*Exercise description:* Your result should be the lines holding the word "this", copied from the entries below.

*Input material:*
= Beginning of Section =
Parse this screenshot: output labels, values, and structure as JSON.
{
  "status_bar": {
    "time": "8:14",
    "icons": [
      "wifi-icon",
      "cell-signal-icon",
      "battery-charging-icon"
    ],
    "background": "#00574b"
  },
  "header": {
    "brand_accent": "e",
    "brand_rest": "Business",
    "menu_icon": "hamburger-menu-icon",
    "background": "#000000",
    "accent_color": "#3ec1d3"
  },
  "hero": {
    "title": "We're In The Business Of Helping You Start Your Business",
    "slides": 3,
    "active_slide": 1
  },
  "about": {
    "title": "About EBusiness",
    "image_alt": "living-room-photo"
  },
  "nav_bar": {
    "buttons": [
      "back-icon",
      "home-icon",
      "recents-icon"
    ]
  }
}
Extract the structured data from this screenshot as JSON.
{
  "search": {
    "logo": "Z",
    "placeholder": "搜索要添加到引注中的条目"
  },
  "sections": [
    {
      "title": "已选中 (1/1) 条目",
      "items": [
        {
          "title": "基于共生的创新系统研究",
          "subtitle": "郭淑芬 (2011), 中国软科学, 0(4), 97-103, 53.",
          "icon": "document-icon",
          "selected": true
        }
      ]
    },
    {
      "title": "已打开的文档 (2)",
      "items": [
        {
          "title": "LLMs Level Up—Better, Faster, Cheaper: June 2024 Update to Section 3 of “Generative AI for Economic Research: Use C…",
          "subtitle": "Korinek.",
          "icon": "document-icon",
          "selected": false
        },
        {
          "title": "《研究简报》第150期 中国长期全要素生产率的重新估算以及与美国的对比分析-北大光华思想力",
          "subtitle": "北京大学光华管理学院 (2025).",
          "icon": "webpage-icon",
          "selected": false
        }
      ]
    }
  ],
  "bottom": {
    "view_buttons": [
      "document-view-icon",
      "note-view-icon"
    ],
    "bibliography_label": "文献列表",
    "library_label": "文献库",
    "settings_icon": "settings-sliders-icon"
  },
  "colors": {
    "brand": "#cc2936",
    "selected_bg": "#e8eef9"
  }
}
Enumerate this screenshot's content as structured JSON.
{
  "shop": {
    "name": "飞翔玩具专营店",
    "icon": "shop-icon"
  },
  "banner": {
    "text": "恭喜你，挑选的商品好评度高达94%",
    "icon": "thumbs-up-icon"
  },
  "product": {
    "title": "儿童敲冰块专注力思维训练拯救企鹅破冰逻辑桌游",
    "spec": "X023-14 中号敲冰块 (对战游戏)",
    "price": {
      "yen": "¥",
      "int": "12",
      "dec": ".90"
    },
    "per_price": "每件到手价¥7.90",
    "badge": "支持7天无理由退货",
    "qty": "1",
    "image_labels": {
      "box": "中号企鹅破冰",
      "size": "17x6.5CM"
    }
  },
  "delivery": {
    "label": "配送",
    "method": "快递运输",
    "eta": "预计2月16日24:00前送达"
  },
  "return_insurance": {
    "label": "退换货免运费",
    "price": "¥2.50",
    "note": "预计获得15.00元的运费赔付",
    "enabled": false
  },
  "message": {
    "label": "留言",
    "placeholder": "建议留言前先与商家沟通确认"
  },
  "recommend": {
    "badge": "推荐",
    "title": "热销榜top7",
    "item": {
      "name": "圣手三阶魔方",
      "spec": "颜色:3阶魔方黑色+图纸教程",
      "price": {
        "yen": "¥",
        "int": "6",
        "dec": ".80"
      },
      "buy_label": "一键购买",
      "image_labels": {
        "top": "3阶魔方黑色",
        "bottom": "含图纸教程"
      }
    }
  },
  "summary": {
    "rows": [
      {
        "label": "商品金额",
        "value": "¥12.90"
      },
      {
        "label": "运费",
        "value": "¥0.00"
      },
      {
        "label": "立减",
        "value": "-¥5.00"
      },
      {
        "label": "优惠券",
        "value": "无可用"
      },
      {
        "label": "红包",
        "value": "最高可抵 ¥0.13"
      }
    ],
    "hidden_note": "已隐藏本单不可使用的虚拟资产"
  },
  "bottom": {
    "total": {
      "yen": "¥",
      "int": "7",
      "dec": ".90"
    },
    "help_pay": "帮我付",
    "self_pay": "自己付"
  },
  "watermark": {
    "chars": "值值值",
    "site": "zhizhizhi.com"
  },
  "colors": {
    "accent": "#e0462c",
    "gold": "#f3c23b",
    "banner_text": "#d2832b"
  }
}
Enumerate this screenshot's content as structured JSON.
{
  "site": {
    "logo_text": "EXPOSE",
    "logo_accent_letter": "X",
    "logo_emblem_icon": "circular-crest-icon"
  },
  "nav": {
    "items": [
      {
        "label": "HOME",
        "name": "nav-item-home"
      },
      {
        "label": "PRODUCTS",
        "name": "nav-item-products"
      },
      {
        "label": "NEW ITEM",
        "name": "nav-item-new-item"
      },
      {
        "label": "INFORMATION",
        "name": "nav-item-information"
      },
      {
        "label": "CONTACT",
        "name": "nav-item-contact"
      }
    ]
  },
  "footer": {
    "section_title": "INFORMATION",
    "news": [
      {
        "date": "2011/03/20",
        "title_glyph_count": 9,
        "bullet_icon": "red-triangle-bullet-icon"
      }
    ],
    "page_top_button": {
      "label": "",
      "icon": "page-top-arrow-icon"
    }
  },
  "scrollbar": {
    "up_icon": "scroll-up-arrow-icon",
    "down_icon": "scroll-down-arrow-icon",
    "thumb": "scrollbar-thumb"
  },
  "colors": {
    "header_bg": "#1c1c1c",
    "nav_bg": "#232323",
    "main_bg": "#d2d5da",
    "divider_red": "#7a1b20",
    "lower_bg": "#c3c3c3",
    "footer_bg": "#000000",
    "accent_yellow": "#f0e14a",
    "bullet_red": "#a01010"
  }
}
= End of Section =
*Completed task:*
Parse this screenshot: output labels, values, and structure as JSON.
Extract the structured data from this screenshot as JSON.
Enumerate this screenshot's content as structured JSON.
Enumerate this screenshot's content as structured JSON.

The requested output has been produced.